|Broadcast area||Western New York|
|Frequency||96.9 MHz (HD Radio)|
|WBBF, WEDG, WHLD, WHTT-FM|
First air date
|September 14, 1959(as WGR-FM)|
Former call signs
Call sign meaning
|HAAT||217 meters (712 ft)|
WGRF (96.9 MHz) is a commercial FM radio station in Buffalo, New York, branded as "97 Rock". The station is owned by Cumulus Media and has a radio format playing Classic Rock, mostly from the 1970s and 1980s. WGRF competes for Classic Rock listeners with WBUF 92.9 FM and cross-border rival 91.7 CIXL-FM. The studios are in the eastside of Buffalo.
WGRF has an effective radiated power of 24,000 watts. The transmitter is off Elmwood Avenue in Buffalo. It uses a directional antenna to protect CHYM-FM in Kitchener, Ontario, which is on 96.7 MHz.
WGRF started as the FM sister station to WGR 550 AM. On September 14, 1959, it signed on the air as WGR-FM. At first, WGR-AM-FM mostly simulcast a full service, middle of the road (MOR) format of popular adult music, talk and news. By the late 1960s, WGR-FM switched to beautiful music, playing quarter hour sweeps of soft, instrumental cover versions of popular songs.

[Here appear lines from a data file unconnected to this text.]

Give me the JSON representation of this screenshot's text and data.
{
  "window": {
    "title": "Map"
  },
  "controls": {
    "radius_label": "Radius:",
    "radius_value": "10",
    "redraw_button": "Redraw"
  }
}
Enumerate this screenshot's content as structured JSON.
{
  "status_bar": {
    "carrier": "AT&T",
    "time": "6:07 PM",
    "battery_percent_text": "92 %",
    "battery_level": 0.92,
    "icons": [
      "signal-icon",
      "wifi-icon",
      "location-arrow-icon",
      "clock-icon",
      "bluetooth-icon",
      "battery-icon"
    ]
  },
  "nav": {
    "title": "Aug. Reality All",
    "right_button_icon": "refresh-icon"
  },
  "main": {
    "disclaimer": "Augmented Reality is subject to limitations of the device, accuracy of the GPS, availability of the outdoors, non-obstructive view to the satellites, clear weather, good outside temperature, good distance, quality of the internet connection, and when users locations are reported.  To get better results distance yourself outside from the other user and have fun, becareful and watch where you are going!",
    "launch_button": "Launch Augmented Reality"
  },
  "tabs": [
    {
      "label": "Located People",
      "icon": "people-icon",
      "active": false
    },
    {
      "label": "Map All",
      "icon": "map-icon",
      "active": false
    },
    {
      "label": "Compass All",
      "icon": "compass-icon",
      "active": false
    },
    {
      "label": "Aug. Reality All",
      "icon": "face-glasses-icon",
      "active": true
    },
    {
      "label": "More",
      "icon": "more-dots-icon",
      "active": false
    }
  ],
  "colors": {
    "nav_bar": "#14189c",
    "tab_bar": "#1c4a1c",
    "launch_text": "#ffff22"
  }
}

Over the years, WGRF was owned by the Taft Television and Radio Company, Rich Communications, Mercury Radio Communications and Citadel Broadcasting, a forerunner to current owner Cumulus Media. Mercury Radio separated WGRF from WGR AM in 1995 when it bought WGRF from Rich Communications, which in turn retained WGR until selling it to the Sinclair Broadcast Group two years later.
In 1973, the station became WGRQ with a Top 40 format known as "Super Q". Its main competition was legendary Top 40 powerhouse WKBW 1520 AM. Not all radios at the time had FM reception. But WGRQ offered the hits in FM stereo. Led by Program Director JJ Jordan, Station Manager William Austin, and a 24-hour live staff, the station shot to the top 4 in the crowded Buffalo market for about two years.
In 1975, flipped to album rock, rebranding as "Q-FM 97", and then as "97 Rock WGRQ-FM". The original "97 Rock" era featured Program Director and DJ John McGhan. By the early 1980s, the station had largely entrenched itself into a styling and format that came to be associated with the nascent classic rock format.
On January 4, 1985, WGRQ dumped its rock format and shifted to an adult contemporary format as WRLT, firing all but two of the WGRQ airstaff. With the other rock station in Buffalo, 103.3 WPHD and its simulcast partner on 1400, maintaining a more modern focus (as it still does), a domino effect soon followed to fill the void for classic rock. WHTT flipped to a "classic hits" format, and rimshot signal 107.7 began playing classic rock as WBYR.
On September 20, 1988, WRLT changed its call sign back to WGR-FM. It switched to classic rock and rehired most of its former DJs under the legendary "97 Rock" name. (By the end of the year, WHTT and AM 1400 both changed to oldies, while WBYR flipped to beautiful music. Three years later, WGR-FM changed its call letters to the current WGRF. The station staff and format have largely been unchanged ever since.
From 1999 to 2013, WGRF was the flagship station of the Buffalo Bills Radio Network. Every game day, WGRF devoted hours to airing the game as well as pre-game and post-game shows.
WGRF streamed its programming on the Internet until 2002, when it became economically unfeasible for some stations to continue their streams given changes in licensing and royalty agreements. In March 2006, Citadel launched an initiative that provided for the streaming of many of Citadel's stations. WGRF was among the first commercial stations in Buffalo to resume streaming after the earlier changes.
In December 2015, iconic morning host Larry Norton retired from broadcasting. He decided to devote his time to charity and ministry.
In April 2021, WGRF issued a mass firing eliminating the station's program director and the entire morning show, after co-host Rob Lederman had made off-color remarks on the show a month prior. Owner Cumulus Media brought over longtime WEDG morning hosts "Shredd and Ragan" to host WGRF's morning drive time show in August of that year.